While increasing efficiency plays only a marginal role in business strategies generated by this culture, it is no surprise that political connections and corruption are essential. Naturally this can be seen as a specific “Russian” way of doing business, but Western corporate culture, as we know from many scandals is not immune to these diseases either. Transnationalization of Russian oligarchic conglomerates and their expansion into Western Europe can end up in an unpleasant merger of “Eastern” and “Western” corporate practices, or rather their worst elements.
Not surprisingly, the arrival of Russian investors in the West is not always welcome. It is accompanied by scandals and conflicts as well as political protests. While the Right is still living with its “Cold War” memories and is suspicious of anything coming from Russia, the Left sees the owners of these companies as looters running away from the scene of theft, crooks who are not welcome in any society.

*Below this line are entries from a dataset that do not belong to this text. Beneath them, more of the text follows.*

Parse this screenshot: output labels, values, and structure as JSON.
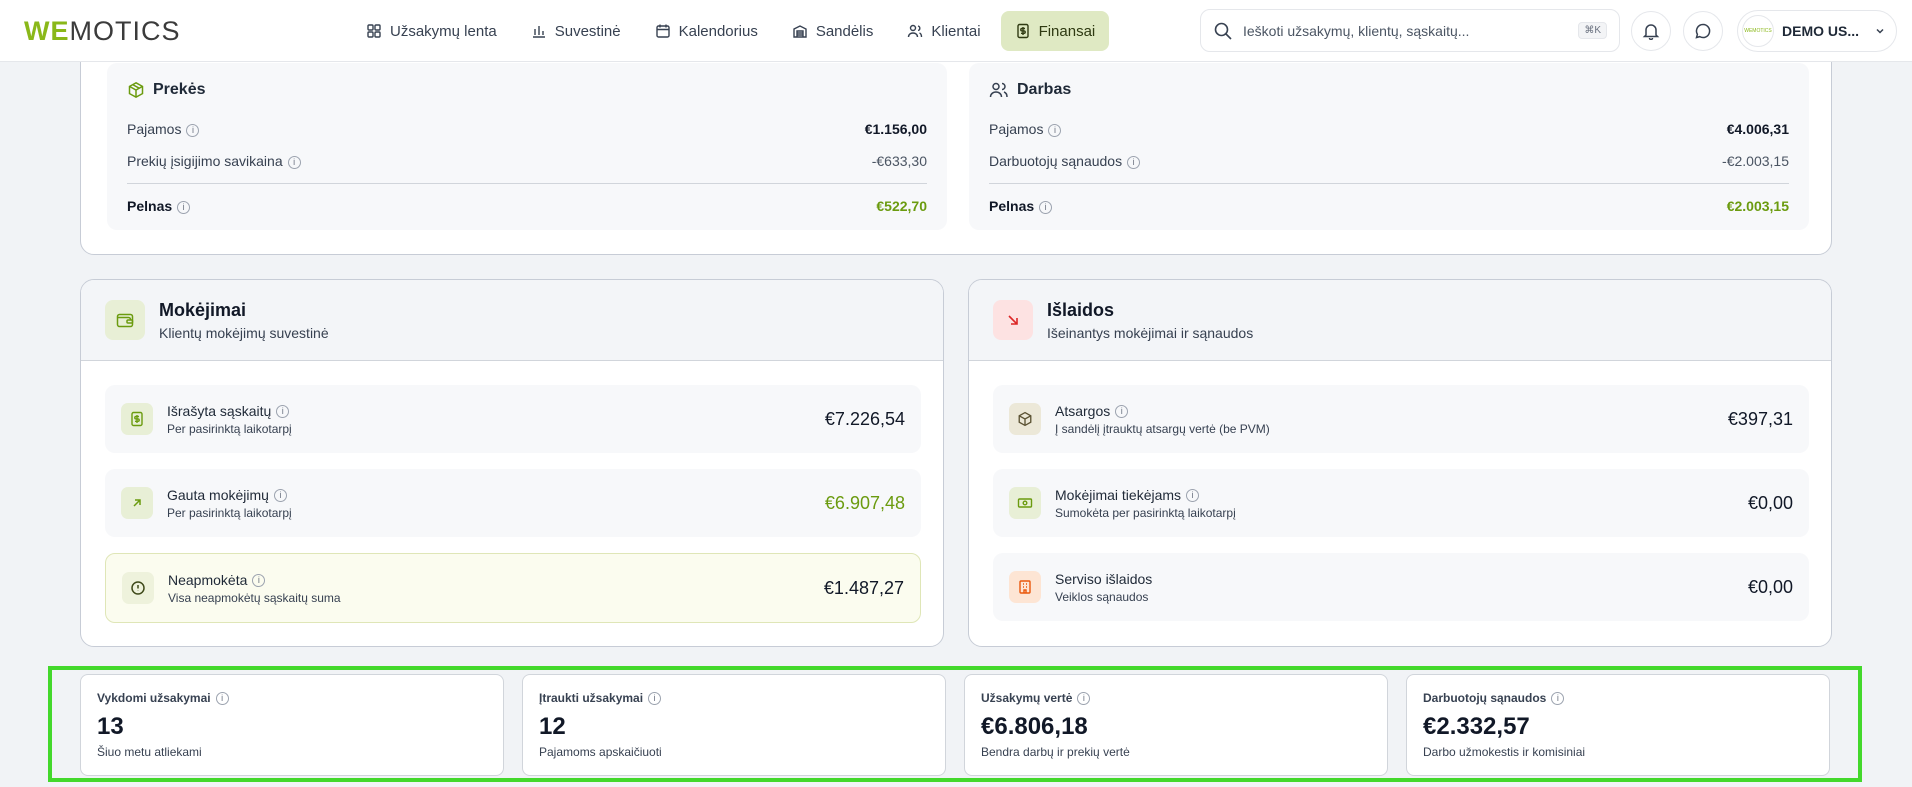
{
  "header": {
    "logo_we": "WE",
    "logo_rest": "MOTICS",
    "nav": [
      {
        "label": "Užsakymų lenta",
        "icon": "grid-icon"
      },
      {
        "label": "Suvestinė",
        "icon": "bar-chart-icon"
      },
      {
        "label": "Kalendorius",
        "icon": "calendar-icon"
      },
      {
        "label": "Sandėlis",
        "icon": "warehouse-icon"
      },
      {
        "label": "Klientai",
        "icon": "users-icon"
      },
      {
        "label": "Finansai",
        "icon": "receipt-icon",
        "active": true
      }
    ],
    "search_placeholder": "Ieškoti užsakymų, klientų, sąskaitų...",
    "search_kbd": "⌘K",
    "user_name": "DEMO US...",
    "avatar_text": "WEMOTICS"
  },
  "profit": {
    "goods": {
      "title": "Prekės",
      "income_label": "Pajamos",
      "income_value": "€1.156,00",
      "cost_label": "Prekių įsigijimo savikaina",
      "cost_value": "-€633,30",
      "profit_label": "Pelnas",
      "profit_value": "€522,70"
    },
    "work": {
      "title": "Darbas",
      "income_label": "Pajamos",
      "income_value": "€4.006,31",
      "cost_label": "Darbuotojų sąnaudos",
      "cost_value": "-€2.003,15",
      "profit_label": "Pelnas",
      "profit_value": "€2.003,15"
    }
  },
  "payments": {
    "title": "Mokėjimai",
    "subtitle": "Klientų mokėjimų suvestinė",
    "items": [
      {
        "label": "Išrašyta sąskaitų",
        "sub": "Per pasirinktą laikotarpį",
        "value": "€7.226,54"
      },
      {
        "label": "Gauta mokėjimų",
        "sub": "Per pasirinktą laikotarpį",
        "value": "€6.907,48"
      },
      {
        "label": "Neapmokėta",
        "sub": "Visa neapmokėtų sąskaitų suma",
        "value": "€1.487,27"
      }
    ]
  },
  "expenses": {
    "title": "Išlaidos",
    "subtitle": "Išeinantys mokėjimai ir sąnaudos",
    "items": [
      {
        "label": "Atsargos",
        "sub": "Į sandėlį įtrauktų atsargų vertė (be PVM)",
        "value": "€397,31"
      },
      {
        "label": "Mokėjimai tiekėjams",
        "sub": "Sumokėta per pasirinktą laikotarpį",
        "value": "€0,00"
      },
      {
        "label": "Serviso išlaidos",
        "sub": "Veiklos sąnaudos",
        "value": "€0,00"
      }
    ]
  },
  "stats": [
    {
      "label": "Vykdomi užsakymai",
      "value": "13",
      "sub": "Šiuo metu atliekami"
    },
    {
      "label": "Įtraukti užsakymai",
      "value": "12",
      "sub": "Pajamoms apskaičiuoti"
    },
    {
      "label": "Užsakymų vertė",
      "value": "€6.806,18",
      "sub": "Bendra darbų ir prekių vertė"
    },
    {
      "label": "Darbuotojų sąnaudos",
      "value": "€2.332,57",
      "sub": "Darbo užmokestis ir komisiniai"
    }
  ],
  "colors": {
    "accent": "#8ab819",
    "accent_text": "#6b9b0f",
    "highlight_border": "#43d82b",
    "expense_icon_bg": "#fde2e2"
  }
}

In practice this global expansion of Russian oligarchy is another manifestation of a new global capitalist order and a neoliberal international economic system.
While the roots of the problem are deep and cannot be addressed without us discussing the systemic changes in both Russian and Western economies, the practical consequences of this oligarchic expansion are quite visible and can be addressed immediately. The best way to do this is to single out a few concrete cases, attract public attention and turn them into a model, showing how civil society in democratic countries should deal with these problems in general. This will involve public debate and civic action both in the West and in Russia. For the new anti-corporate movement in Russia that struggle will also be a test and a lesson of international solidarity.
- Simeon Zhavoronkov
Copyright Respect 2006